Markushin closed meeting with comment that, if Political Advisers would explain Soviet motives to superiors, he was certain they would agree with his proposals. He queried whether first part of proposed form intended to cover only groups of trucks. We replied that sample document could be modified for use either by single truck or convoy of trucks.


We have impression that new, stiffer Soviet position on cargo documentation stems directly from instructions issued from General of Army Zakharov’s headquarters. Markushin had never previously hinted that verification of manifests was immediate Soviet objective. On June 28 British military radio truck turned back at Nowawes checkpoint when Soviets not permitted have look at contents. In response to protest by Acting British Political Adviser, Markushin stated that Soviet control officer at checkpoint had been instructed by General of Army Zakharov to exercise discretion as to whether he should look at contents of trucks. However, since Acting British Political Adviser had vouched for military nature of contents truck would be allowed to pass in this instance without inspection.
While in good humor and courteous in manner, Markushin presented Soviet position without hesitation and gave no indication much scope left for concessions. British and French are obviously not happy [Page 30] with direction in which situation developing. They find ominous reference to military trains in third paragraph June 28 message from Zakharov to CINCUSAREUR. Also noted with us that reference to quantity and nature of military cargo second paragraph of Zakharov’s message forewarned that Sovets would not be satisfied with listing of cargo merely as “military supplies and equinment”.7
  1. Source: Department of State, Central Files, 762.0221/6–3058. Confidential; Priority. Repeated to Heidelberg and the Department as telegram 1411, which is the source text.

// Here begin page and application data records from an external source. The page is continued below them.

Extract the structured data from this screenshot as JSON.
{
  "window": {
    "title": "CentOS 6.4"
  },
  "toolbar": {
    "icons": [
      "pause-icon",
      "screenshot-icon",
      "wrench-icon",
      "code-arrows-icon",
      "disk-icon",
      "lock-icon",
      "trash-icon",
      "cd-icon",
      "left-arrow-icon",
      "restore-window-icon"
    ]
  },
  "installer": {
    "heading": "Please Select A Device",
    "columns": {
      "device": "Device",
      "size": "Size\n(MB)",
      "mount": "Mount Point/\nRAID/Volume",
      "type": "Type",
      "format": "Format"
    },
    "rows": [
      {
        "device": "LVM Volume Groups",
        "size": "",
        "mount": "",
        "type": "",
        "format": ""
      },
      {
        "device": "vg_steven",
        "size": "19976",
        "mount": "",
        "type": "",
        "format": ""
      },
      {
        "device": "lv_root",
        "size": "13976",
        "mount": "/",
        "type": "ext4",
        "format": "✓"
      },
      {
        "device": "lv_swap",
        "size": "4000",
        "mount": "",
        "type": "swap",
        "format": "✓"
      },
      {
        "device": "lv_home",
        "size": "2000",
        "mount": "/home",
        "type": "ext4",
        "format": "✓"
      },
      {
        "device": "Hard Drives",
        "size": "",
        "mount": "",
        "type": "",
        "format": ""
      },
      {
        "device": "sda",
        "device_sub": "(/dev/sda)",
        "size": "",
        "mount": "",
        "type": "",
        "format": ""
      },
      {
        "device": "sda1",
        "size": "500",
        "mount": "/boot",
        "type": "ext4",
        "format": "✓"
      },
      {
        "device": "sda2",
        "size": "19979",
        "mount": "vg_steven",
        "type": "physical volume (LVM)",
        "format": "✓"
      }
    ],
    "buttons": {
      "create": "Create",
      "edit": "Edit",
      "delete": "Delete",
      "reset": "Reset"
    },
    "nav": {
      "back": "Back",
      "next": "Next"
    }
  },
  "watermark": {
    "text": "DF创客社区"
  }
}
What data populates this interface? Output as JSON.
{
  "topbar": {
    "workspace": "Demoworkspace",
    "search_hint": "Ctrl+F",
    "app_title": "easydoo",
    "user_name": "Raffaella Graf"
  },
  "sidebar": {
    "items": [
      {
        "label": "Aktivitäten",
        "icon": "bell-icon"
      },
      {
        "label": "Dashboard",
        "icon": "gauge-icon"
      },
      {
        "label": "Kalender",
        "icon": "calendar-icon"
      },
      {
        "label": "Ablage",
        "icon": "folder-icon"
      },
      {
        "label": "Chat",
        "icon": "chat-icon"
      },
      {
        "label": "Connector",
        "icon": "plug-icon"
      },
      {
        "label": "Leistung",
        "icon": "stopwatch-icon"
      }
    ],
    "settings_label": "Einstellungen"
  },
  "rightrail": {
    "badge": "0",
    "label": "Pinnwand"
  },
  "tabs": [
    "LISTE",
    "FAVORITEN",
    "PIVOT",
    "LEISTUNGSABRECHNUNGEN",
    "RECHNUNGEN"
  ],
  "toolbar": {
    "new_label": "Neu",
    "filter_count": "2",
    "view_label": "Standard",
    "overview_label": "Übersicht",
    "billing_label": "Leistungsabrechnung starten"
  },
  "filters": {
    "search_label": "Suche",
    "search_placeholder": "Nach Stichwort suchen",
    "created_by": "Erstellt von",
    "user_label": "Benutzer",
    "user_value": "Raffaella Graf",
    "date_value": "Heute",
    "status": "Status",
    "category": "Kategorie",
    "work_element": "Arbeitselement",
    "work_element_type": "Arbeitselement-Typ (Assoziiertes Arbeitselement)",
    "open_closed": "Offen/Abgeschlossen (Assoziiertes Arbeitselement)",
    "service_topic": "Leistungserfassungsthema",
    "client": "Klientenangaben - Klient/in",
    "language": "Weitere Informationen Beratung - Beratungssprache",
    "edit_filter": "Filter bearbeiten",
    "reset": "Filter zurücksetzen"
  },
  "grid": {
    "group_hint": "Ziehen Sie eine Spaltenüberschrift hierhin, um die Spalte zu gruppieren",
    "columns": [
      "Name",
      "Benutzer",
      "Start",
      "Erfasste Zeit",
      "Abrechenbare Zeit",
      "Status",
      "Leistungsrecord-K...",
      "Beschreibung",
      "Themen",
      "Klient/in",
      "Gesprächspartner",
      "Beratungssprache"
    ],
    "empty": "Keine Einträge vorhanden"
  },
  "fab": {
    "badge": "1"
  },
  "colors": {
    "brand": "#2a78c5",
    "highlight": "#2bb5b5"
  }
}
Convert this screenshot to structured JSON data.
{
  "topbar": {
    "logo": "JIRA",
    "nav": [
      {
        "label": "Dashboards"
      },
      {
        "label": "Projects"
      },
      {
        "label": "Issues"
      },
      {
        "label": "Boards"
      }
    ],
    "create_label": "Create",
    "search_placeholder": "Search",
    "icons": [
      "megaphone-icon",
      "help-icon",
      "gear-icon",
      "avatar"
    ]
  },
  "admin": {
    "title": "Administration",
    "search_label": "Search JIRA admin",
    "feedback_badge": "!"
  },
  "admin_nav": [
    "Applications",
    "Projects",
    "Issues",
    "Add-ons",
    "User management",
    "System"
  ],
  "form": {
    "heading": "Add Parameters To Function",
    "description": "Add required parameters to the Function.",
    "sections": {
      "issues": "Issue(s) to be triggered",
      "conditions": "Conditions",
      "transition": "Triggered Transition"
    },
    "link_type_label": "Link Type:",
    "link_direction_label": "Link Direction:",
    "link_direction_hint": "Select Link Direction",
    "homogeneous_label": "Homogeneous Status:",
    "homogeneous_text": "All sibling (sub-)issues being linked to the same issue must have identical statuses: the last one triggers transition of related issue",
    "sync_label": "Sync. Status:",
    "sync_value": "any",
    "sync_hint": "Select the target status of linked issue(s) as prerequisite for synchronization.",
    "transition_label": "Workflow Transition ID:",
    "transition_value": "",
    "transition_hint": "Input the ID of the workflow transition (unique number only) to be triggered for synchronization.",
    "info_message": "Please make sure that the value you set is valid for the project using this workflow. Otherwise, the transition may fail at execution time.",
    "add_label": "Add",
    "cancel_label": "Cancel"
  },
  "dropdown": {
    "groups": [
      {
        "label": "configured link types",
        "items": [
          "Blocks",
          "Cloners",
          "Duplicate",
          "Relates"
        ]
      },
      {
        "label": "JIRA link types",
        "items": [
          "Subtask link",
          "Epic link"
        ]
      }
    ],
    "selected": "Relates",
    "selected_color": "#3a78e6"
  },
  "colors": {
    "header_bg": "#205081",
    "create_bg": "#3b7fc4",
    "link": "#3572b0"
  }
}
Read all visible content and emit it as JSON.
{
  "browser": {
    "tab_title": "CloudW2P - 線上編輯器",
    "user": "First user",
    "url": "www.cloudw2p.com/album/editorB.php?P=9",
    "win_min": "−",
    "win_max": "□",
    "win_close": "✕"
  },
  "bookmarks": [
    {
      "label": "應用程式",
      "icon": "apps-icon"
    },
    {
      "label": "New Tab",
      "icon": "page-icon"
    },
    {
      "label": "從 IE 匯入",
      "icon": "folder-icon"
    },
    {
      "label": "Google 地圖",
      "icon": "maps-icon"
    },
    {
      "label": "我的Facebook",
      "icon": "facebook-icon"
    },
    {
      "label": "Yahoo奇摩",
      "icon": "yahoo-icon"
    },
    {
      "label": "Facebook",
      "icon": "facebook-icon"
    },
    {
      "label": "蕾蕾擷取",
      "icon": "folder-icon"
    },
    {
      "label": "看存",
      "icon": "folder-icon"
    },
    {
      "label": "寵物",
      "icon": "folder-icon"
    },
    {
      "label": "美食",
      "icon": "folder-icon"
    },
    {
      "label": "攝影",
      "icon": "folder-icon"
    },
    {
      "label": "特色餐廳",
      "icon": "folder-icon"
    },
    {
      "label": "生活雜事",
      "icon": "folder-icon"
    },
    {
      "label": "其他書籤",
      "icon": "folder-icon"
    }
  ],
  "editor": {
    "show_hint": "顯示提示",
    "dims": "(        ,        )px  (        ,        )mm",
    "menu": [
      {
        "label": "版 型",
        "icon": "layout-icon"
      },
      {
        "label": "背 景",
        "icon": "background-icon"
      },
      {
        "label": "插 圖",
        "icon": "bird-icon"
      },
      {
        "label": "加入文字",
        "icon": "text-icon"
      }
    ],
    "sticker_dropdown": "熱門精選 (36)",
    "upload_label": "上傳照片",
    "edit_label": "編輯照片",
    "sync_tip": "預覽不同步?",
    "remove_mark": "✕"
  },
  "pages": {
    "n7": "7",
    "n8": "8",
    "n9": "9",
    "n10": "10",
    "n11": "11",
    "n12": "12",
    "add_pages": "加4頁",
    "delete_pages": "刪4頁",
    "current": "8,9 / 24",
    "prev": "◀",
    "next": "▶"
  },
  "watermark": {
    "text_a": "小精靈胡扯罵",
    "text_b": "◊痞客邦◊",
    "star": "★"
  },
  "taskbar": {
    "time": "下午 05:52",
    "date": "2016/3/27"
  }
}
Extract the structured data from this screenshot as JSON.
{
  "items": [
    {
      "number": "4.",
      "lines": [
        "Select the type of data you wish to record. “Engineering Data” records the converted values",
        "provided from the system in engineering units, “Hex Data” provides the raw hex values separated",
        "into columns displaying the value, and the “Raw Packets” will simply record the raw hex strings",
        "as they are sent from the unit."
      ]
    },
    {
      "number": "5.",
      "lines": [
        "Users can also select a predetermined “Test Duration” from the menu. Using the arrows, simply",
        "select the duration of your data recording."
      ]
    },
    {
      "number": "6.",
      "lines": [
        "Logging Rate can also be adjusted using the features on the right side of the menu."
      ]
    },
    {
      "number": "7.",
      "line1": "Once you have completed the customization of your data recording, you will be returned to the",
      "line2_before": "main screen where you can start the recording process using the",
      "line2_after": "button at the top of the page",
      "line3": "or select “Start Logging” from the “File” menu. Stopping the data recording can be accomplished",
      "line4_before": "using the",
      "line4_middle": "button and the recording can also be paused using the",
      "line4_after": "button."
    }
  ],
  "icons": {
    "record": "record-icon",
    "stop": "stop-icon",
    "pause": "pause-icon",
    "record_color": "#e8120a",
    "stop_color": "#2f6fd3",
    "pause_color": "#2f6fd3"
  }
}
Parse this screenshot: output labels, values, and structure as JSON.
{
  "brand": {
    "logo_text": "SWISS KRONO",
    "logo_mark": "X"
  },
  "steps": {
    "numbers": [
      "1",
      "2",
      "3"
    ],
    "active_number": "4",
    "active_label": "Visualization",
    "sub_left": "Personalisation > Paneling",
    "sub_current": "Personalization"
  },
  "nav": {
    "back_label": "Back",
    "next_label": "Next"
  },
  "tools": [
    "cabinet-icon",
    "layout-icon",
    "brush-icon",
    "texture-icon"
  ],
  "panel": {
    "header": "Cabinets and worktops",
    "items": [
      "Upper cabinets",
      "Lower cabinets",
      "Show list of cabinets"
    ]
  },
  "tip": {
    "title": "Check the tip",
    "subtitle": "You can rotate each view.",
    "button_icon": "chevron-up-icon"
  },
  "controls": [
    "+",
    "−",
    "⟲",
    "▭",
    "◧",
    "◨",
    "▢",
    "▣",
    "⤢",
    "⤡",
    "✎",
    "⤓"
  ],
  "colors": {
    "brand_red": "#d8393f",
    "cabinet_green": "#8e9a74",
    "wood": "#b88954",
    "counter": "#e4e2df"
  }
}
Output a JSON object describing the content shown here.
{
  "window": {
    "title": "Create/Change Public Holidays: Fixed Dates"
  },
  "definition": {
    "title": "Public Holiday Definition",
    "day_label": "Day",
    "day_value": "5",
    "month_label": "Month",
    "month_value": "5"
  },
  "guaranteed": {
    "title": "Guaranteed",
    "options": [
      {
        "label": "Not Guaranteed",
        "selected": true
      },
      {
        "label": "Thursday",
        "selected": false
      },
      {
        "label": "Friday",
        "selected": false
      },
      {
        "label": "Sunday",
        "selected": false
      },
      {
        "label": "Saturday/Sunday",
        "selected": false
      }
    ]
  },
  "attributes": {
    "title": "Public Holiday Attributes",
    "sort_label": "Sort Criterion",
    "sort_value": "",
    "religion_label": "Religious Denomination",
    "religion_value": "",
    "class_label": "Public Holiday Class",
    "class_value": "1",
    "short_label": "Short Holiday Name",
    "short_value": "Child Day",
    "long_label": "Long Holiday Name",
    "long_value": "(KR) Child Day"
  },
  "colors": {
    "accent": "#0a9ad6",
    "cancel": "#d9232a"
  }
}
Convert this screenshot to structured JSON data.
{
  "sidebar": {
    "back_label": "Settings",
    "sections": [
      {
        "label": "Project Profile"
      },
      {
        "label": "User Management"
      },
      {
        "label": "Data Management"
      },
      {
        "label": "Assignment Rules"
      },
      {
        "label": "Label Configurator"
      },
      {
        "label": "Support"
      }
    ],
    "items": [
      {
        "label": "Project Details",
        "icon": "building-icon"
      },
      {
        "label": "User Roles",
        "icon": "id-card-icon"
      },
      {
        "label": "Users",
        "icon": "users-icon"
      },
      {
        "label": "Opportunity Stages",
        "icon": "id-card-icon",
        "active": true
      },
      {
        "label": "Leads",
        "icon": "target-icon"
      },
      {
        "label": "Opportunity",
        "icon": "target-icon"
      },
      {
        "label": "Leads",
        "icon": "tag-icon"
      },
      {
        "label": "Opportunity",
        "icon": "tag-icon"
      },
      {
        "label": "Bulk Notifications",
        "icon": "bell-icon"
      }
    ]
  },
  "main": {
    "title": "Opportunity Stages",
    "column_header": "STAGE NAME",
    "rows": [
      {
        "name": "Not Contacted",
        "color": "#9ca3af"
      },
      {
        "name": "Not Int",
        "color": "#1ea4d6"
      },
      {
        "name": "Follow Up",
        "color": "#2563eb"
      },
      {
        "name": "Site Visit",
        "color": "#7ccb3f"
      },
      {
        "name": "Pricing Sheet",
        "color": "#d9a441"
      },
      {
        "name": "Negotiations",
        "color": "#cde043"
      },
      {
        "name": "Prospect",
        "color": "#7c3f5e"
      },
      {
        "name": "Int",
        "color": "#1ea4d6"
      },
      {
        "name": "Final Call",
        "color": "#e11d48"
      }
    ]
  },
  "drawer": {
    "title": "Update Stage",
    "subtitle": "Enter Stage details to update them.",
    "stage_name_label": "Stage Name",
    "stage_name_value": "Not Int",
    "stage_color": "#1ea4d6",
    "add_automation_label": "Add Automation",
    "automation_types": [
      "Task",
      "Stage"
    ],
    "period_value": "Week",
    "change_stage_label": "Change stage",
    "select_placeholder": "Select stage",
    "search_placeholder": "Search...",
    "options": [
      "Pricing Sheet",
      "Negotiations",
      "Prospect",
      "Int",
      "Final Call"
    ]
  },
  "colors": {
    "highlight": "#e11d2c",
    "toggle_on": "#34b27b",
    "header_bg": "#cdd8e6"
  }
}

  2. Telegram 1392, June 25, reported that the Western Political Advisers met the previous day and agreed on the following three proposals to be used in the next discussion with Markushin: (1) the procedure discussed by Hodes and Zakharov would be used by all three Western powers (see Document 12), (2) if this was not acceptable the Political Advisers would suggest a nominal role of personnel and a simple cargo manifest, and (3) in addition to (2) agree to submit individual identity documents as long as the Soviets did not attempt to check them against individual soldiers. (Department of State, Central Files, 762.0221/6–2558)
  3. Telegram 832, June 28, reported that if the Political Advisers could not reach agreement with Markushin, they should refer the question to their Ambassadors. (ibid., 762.0221/6–2858)
  4. SX 4947, June 28, transmitted a letter from Zakharov to Hodes rejecting the latter’s message of June 23 in which he had protested the Soviet refusal to pass a convoy to Berlin. (Washington National Records Center, RG 319, Headquarters Department of the Army, Communications Center Files)
  5. See Document 12.
  6. At their previous meeting with Markushin on June 18, the three Western Political Advisers had agreed to present a sample document stating whether convoy cargo was military supplies or equipment. (Telegram 1365 from Bonn, June 18; Department of State, Central Files, 762.0221/6–1858)
  7. Regarding the June 29, 1945, agreement, see Foreign Relations, 1945, vol. III, pp. 353361.
  8. In his diary entry for June 30 Ambassador Bruce wrote: “Earlier in the afternoon, Hillenbrand reported to me on the meeting, held this morning, of the four political advisers. Soviet Colonel Markushin demanded truck and convoy documentation in terms far more exacting than we have ever used. This is an unsatisfactory situation, and belies the understanding General Hodes thought he had reached with General Zakharov. We will sweat with this one.” (Department of State, Bruce Diaries: Lot 64 D 327)